Required action: Go through the data and copy each line where the string "true" appears.
+ + + + + + +
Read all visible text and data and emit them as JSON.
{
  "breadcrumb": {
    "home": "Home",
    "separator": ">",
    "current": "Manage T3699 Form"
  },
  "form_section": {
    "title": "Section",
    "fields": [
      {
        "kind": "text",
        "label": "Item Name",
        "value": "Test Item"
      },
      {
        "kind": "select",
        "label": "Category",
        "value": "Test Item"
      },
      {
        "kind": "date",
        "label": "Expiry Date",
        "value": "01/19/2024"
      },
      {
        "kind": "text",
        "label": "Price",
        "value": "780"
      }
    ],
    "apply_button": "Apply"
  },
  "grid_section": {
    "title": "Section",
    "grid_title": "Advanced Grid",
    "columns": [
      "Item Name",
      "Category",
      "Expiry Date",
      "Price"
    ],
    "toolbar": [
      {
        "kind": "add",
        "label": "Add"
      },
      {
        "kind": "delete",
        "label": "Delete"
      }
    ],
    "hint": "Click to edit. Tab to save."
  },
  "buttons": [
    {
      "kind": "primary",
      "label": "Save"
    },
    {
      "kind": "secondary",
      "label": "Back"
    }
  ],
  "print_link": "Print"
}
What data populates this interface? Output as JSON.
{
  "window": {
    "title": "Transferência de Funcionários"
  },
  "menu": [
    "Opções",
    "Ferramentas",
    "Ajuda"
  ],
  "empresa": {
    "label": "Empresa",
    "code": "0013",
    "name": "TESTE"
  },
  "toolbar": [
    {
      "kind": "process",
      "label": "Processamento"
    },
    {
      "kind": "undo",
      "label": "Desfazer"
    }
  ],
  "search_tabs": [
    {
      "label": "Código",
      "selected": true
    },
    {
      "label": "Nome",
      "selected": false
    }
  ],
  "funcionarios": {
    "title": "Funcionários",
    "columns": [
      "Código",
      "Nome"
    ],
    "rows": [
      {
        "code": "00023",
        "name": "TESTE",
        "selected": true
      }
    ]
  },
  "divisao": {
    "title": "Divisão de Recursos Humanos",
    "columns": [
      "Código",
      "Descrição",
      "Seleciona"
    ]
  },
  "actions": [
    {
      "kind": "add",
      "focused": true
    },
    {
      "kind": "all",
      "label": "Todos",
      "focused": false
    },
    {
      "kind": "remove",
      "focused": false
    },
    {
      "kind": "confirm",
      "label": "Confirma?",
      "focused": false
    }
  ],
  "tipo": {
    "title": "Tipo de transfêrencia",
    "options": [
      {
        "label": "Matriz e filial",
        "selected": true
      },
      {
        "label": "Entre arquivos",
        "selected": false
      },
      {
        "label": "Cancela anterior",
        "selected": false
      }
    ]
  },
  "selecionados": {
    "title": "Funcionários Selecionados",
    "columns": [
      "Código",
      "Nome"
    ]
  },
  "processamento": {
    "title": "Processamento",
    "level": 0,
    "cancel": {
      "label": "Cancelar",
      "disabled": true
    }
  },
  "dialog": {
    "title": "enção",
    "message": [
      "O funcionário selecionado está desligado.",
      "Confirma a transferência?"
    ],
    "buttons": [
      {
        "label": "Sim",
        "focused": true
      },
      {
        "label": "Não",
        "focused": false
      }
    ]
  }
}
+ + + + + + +
Response:
      "selected": true
        "selected": true
      "focused": true
        "selected": true
      "disabled": true
        "focused": true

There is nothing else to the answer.